By Ranil Senanayake –
This year is a signal of things to come and yet, not only are we ill prepared for the effects of climate change, but we are also gleefully adding to the problem by burning more and more fossil fuels to supply our energy needs. The new studies on global temperatures suggest that they will exceed all records this year. The map below that depicts the rise in temperatures over average suggests that we narrowly escaped a disastrous heat wave. The map shows Sri Lanka only just above the ‘record warmest’ band.
Why is a heat wave so dangerous? Apart from the heat stress in human and animals, it could exceed the threshold for enzymatic activity. All of agriculture depends on the good growth of plants, all plants rely on their chlorophyll to grow and produce. Chlorophyll is a molecule that functions to an optimum at about 37degrees, above that their performance falls. In heat waves often exceeding 38 degrees plant productivity will be impacted and yields drop (fig2). This year much of Australia dealt with a brutal spring heat wave that reduced farmers’ yields.

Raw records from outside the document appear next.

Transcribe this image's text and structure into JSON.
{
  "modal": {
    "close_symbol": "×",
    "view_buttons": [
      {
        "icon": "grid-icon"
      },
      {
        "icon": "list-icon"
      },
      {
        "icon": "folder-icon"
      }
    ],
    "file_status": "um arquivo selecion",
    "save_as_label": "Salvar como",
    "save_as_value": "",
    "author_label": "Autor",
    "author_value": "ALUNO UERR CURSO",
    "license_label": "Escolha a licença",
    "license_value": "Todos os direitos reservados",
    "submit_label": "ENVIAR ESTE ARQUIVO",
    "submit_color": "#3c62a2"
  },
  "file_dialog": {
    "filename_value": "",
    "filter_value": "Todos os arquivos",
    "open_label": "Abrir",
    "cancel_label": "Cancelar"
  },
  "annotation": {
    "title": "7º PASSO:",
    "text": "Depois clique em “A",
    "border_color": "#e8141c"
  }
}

The danger to agricultural production is further exasperated by the reliance on chemical farming with so-called ‘high yield ‘ crops. These crops have been bred by reducing photosynthetic biomass for crop biomass. This reduction being made possible by the use of chemical fertilizers. But in a high temperature situation when chlorophyll is functioning sub-optimally such reductions may bring serious crop losses.
Chemical fertilizers are produced using large amounts of energy, usually fossil energy. The creation of this fossil energy results in the discharge of huge volumes of Carbon Dioxide into the atmosphere. Therefore chemical farming adds greatly to global warming, that creates the dangerous heat waves around the planet and finally affects the farmer through increased heat stress on the crop.
Another contributor to local warming is the massive urban infrastructure, not only does it contribute to an increase in carbon dioxide emissions through the use of cement, which is estimated to produce sixteen times more than an equivalent volume of oil; it also increases he daytime heating of the concrete producing ‘heat islands’ where the local heat is higher than the ambient. Poor air circulation and quality in cities where air quality is not stringently controlled, creates pollution at levels where, in Delhi for example, where it has been estimated that “The pollution in the city kills at least one person every hour and impairs the lungs of every third child’. Thus city creation must be approached with extreme caution and sound planning.
We have had a plethora of conferences and discussions about adapting to Climate Change. Sadly there has been no address of the fact that it is ‘Fossil Driven Development’ that as brought us to this sorry state. It is even more tragic, to witness so- called ‘informed politicians’ promoting fossil driven development as a good thing for Sri Lanka’s progress. We need some informed planning to adapt to the oncoming changes. And, to help planning to the changes is it not time to begin mapping out the temperature sensitive regions of the island and begin develop some functional responses, especially in the agricultural zones?